● **TASK BRIEF**
Every line in the data below that holds "character" should be found and copied.

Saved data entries
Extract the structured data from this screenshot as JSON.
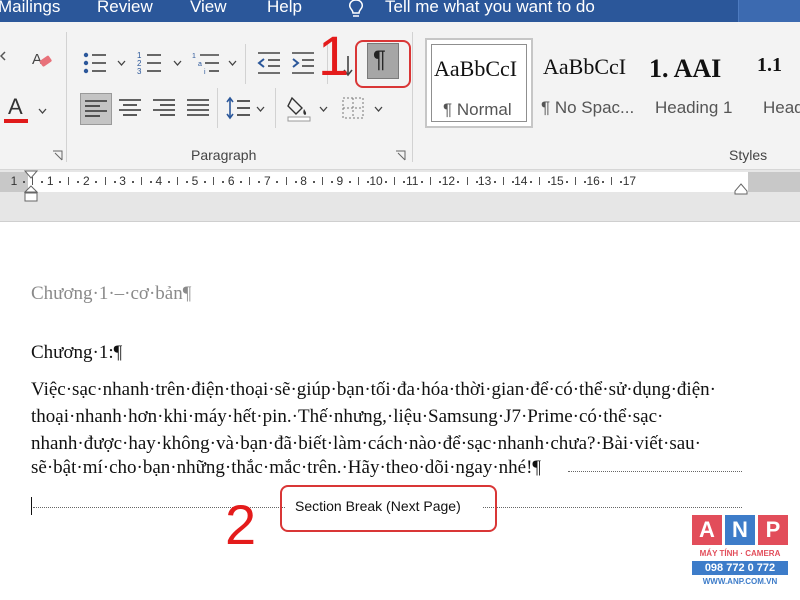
{
  "tabs": [
    "Mailings",
    "Review",
    "View",
    "Help"
  ],
  "tell_me": "Tell me what you want to do",
  "ribbon": {
    "paragraph_label": "Paragraph",
    "styles_label": "Styles",
    "pilcrow": "¶",
    "font_color_letter": "A"
  },
  "styles": [
    {
      "preview": "AaBbCcI",
      "name": "¶ Normal"
    },
    {
      "preview": "AaBbCcI",
      "name": "¶ No Spac..."
    },
    {
      "preview": "1. AAI",
      "name": "Heading 1"
    },
    {
      "preview": "1.1",
      "name": "Head"
    }
  ],
  "ruler": {
    "numbers": [
      "1",
      "1",
      "2",
      "3",
      "4",
      "5",
      "6",
      "7",
      "8",
      "9",
      "10",
      "11",
      "12",
      "13",
      "14",
      "15",
      "16",
      "17"
    ]
  },
  "document": {
    "title": "Chương·1·–·cơ·bản¶",
    "heading": "Chương·1:¶",
    "paragraph_lines": [
      "Việc·sạc·nhanh·trên·điện·thoại·sẽ·giúp·bạn·tối·đa·hóa·thời·gian·để·có·thể·sử·dụng·điện·",
      "thoại·nhanh·hơn·khi·máy·hết·pin.·Thế·nhưng,·liệu·Samsung·J7·Prime·có·thể·sạc·",
      "nhanh·được·hay·không·và·bạn·đã·biết·làm·cách·nào·để·sạc·nhanh·chưa?·Bài·viết·sau·",
      "sẽ·bật·mí·cho·bạn·những·thắc·mắc·trên.·Hãy·theo·dõi·ngay·nhé!¶"
    ],
    "section_break": "Section Break (Next Page)"
  },
  "annotations": {
    "one": "1",
    "two": "2"
  },
  "logo": {
    "letters": [
      "A",
      "N",
      "P"
    ],
    "tagline": "MÁY TÍNH · CAMERA",
    "phone": "098 772 0 772",
    "website": "WWW.ANP.COM.VN"
  },
  "colors": {
    "ribbon_blue": "#2b579a",
    "annotation_red": "#e41b1b",
    "logo_red": "#e24d5a",
    "logo_blue": "#3d7cc9"
  }
}
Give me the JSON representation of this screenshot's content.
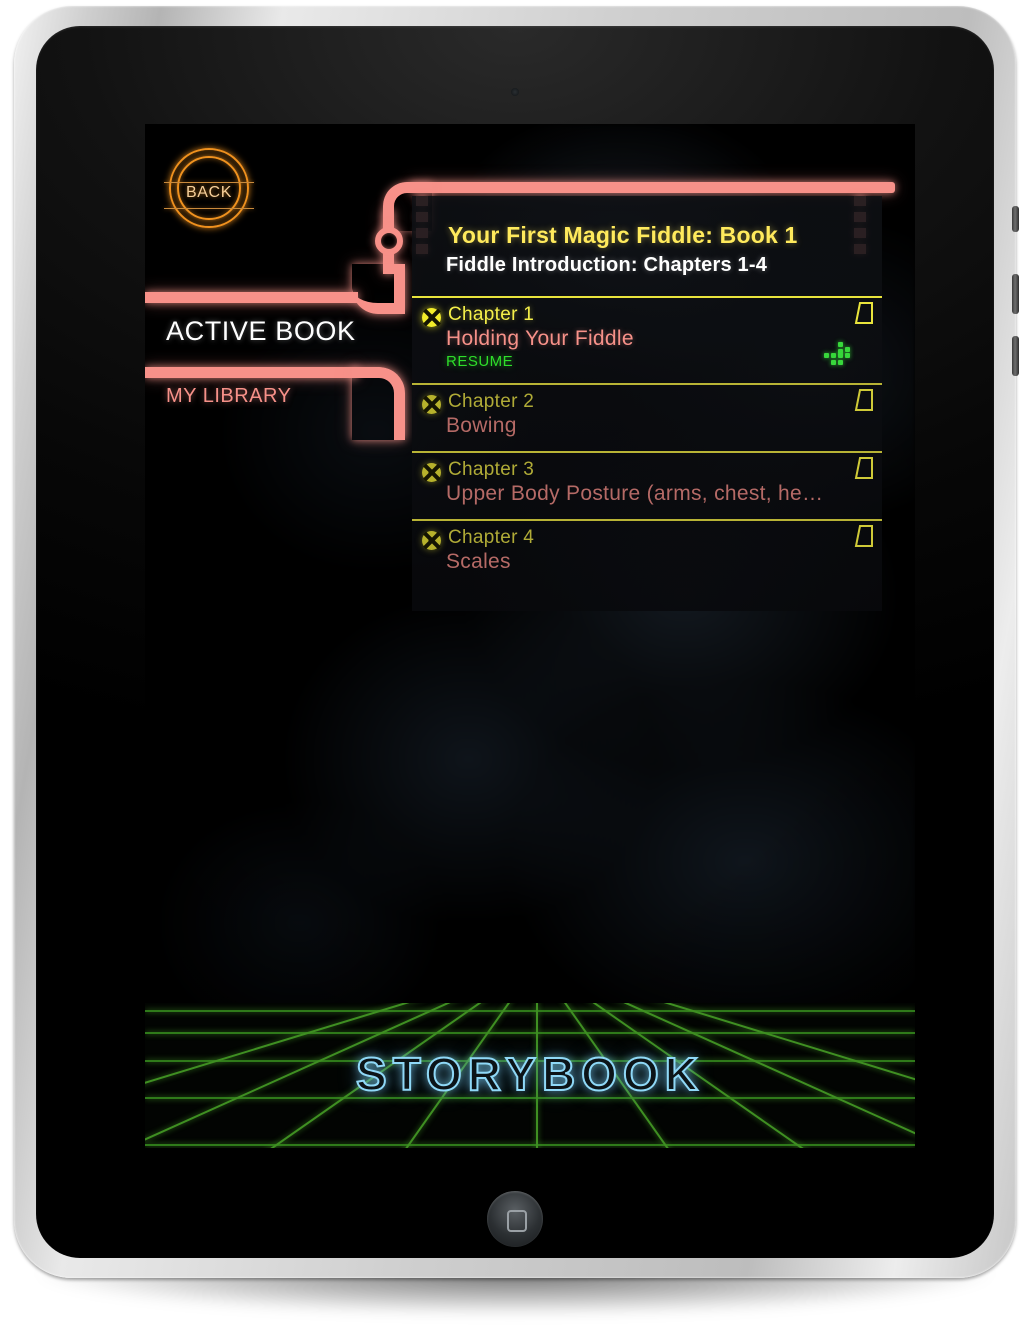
{
  "device": {
    "name": "tablet-frame",
    "home_button": "home-button",
    "camera": "front-camera"
  },
  "back_button": {
    "label": "BACK",
    "icon": "back-circle-icon",
    "color": "#f0921f"
  },
  "sidebar": {
    "items": [
      {
        "label": "ACTIVE BOOK",
        "state": "selected",
        "color": "#ffffff"
      },
      {
        "label": "MY LIBRARY",
        "state": "normal",
        "color": "#f79189"
      }
    ]
  },
  "book": {
    "title": "Your First Magic Fiddle: Book 1",
    "subtitle": "Fiddle Introduction: Chapters 1-4",
    "title_color": "#ffea5c",
    "subtitle_color": "#ffffff"
  },
  "chapters": [
    {
      "number": "Chapter 1",
      "name": "Holding Your Fiddle",
      "status": "RESUME",
      "active": true,
      "icon": "chapter-medallion-icon",
      "bookmark": "dog-ear-icon"
    },
    {
      "number": "Chapter 2",
      "name": "Bowing",
      "status": "",
      "active": false,
      "icon": "chapter-medallion-icon",
      "bookmark": "dog-ear-icon"
    },
    {
      "number": "Chapter 3",
      "name": "Upper Body Posture (arms, chest, he…",
      "status": "",
      "active": false,
      "icon": "chapter-medallion-icon",
      "bookmark": "dog-ear-icon"
    },
    {
      "number": "Chapter 4",
      "name": "Scales",
      "status": "",
      "active": false,
      "icon": "chapter-medallion-icon",
      "bookmark": "dog-ear-icon"
    }
  ],
  "footer": {
    "wordmark": "STORYBOOK",
    "wordmark_color": "#8fd8f7",
    "grid_color": "#3f8f22"
  },
  "accents": {
    "pink_rail": "#f79189",
    "yellow_rule": "#e9e43c",
    "resume_green": "#2ede2a"
  }
}
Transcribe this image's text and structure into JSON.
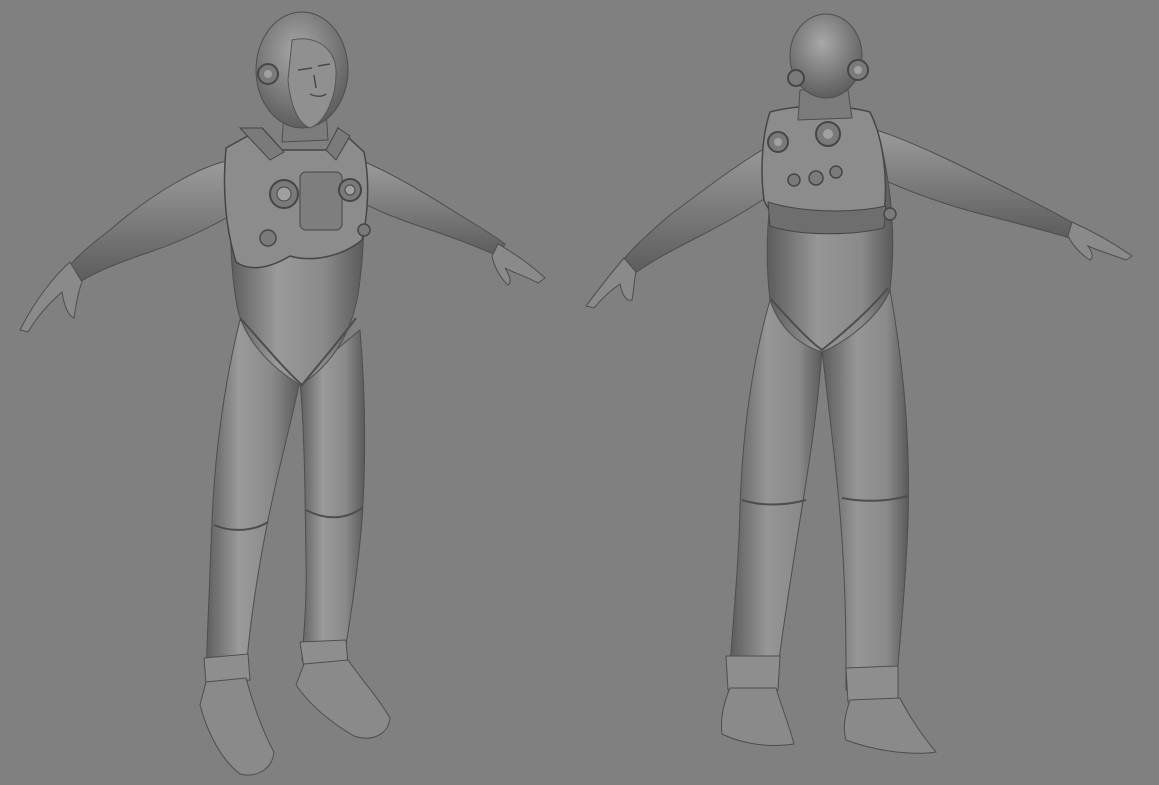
{
  "viewport": {
    "background_color": "#808080",
    "model_color": "#8c8c8c",
    "shadow_color": "#4a4a4a",
    "highlight_color": "#b4b4b4"
  },
  "models": [
    {
      "view": "front-three-quarter",
      "description_icon": "character-front-view"
    },
    {
      "view": "back-three-quarter",
      "description_icon": "character-back-view"
    }
  ]
}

● **TASK OUTPUT**
      "description_icon": "character-front-view"
      "description_icon": "character-back-view"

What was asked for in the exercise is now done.